>>
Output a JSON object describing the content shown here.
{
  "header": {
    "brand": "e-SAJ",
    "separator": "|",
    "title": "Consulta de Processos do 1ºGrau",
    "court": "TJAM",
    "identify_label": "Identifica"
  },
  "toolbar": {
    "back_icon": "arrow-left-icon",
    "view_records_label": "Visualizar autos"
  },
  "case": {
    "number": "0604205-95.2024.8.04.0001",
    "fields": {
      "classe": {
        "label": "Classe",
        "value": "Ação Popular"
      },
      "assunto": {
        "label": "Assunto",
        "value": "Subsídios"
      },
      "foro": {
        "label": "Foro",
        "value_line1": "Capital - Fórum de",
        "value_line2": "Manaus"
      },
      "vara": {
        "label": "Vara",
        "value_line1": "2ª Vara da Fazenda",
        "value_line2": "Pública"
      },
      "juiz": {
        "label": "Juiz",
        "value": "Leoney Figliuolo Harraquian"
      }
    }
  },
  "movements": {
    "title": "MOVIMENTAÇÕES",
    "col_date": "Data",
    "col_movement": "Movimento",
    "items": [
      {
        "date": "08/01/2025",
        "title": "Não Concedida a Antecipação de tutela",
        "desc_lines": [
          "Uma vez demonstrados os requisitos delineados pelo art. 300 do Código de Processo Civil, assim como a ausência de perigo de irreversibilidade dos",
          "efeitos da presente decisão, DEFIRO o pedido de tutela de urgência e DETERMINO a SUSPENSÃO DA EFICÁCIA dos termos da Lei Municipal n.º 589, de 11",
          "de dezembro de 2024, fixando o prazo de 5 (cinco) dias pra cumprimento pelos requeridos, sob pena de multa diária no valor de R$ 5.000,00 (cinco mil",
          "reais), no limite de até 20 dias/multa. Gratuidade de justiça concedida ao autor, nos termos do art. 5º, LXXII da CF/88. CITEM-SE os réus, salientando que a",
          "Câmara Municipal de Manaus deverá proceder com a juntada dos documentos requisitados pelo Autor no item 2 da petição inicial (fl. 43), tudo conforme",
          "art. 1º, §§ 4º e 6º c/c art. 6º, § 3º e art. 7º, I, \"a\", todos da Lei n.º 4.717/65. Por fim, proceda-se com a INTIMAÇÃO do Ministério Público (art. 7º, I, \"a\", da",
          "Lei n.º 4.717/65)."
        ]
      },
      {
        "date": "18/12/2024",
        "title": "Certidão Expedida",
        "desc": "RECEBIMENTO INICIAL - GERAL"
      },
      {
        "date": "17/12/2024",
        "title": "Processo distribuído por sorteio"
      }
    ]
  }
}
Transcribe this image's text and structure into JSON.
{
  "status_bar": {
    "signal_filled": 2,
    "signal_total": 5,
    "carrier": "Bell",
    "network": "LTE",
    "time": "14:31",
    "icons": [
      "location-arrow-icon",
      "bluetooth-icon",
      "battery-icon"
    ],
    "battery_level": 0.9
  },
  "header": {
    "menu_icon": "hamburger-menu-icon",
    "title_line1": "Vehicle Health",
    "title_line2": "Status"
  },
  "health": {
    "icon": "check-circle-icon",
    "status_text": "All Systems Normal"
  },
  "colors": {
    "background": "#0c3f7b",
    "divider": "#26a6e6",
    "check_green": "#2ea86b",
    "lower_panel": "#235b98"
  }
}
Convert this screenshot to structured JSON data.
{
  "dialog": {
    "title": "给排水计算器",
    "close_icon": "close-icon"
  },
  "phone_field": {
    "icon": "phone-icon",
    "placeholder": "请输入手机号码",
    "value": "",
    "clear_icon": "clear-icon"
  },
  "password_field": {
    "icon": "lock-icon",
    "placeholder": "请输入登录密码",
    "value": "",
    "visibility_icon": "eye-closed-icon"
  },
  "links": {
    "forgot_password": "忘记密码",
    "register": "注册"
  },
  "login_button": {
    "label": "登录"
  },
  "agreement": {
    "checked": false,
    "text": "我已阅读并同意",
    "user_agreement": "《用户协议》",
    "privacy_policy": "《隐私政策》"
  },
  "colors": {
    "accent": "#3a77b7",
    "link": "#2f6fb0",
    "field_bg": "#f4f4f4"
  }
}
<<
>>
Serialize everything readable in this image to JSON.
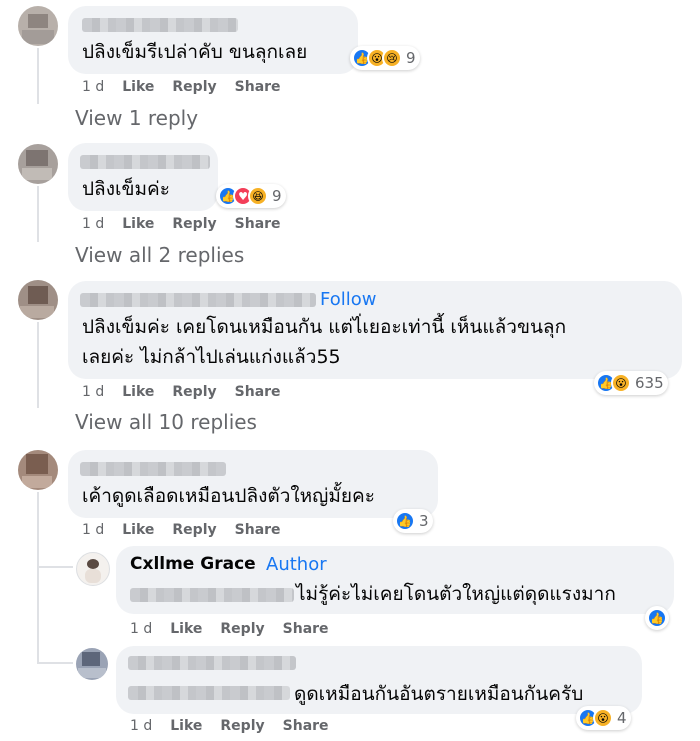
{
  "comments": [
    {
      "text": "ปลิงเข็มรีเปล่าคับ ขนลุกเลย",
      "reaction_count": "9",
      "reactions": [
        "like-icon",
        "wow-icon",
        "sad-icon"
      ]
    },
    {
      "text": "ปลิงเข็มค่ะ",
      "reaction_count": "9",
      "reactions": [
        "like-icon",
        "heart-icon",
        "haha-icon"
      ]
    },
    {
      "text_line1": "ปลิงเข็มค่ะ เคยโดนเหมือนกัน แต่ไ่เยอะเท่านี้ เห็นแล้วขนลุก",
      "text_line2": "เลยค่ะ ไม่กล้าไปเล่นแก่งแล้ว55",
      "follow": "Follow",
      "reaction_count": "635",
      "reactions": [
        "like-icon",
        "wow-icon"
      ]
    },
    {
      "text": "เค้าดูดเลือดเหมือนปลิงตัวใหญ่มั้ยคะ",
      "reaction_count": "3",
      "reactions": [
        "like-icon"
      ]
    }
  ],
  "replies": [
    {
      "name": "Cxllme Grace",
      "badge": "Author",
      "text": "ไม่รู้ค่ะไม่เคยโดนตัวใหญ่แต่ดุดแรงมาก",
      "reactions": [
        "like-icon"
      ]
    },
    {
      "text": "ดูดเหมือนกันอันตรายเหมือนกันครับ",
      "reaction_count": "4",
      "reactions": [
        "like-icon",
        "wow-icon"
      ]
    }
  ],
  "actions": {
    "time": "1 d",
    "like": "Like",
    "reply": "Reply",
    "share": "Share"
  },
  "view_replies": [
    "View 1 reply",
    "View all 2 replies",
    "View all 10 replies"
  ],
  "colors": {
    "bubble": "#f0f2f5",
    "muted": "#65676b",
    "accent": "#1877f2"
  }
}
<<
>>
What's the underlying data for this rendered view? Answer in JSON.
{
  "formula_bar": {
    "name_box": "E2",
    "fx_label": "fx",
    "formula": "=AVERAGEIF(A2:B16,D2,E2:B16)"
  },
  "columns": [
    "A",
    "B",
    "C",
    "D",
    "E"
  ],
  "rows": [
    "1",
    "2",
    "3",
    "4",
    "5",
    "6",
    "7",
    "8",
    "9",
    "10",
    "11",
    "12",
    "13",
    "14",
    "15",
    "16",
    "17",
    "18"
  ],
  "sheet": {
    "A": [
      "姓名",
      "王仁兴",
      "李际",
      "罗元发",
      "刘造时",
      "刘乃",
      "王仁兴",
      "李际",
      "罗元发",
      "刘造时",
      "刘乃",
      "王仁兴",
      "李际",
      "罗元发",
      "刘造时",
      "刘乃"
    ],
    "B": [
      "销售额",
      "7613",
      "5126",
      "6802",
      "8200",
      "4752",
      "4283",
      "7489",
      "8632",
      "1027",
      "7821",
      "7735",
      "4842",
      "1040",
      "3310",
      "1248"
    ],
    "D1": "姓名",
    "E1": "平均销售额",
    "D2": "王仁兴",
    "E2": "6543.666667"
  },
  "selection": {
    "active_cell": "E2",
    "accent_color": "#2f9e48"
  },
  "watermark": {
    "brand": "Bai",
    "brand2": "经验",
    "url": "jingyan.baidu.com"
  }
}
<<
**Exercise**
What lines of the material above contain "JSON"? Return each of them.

**Result for this task**
Output a JSON object describing the content shown here.
Transcribe this image's text and structure into JSON.
Convert this screenshot to structured JSON data.
Serialize everything readable in this image to JSON.
What's the underlying data for this rendered view? Answer in JSON.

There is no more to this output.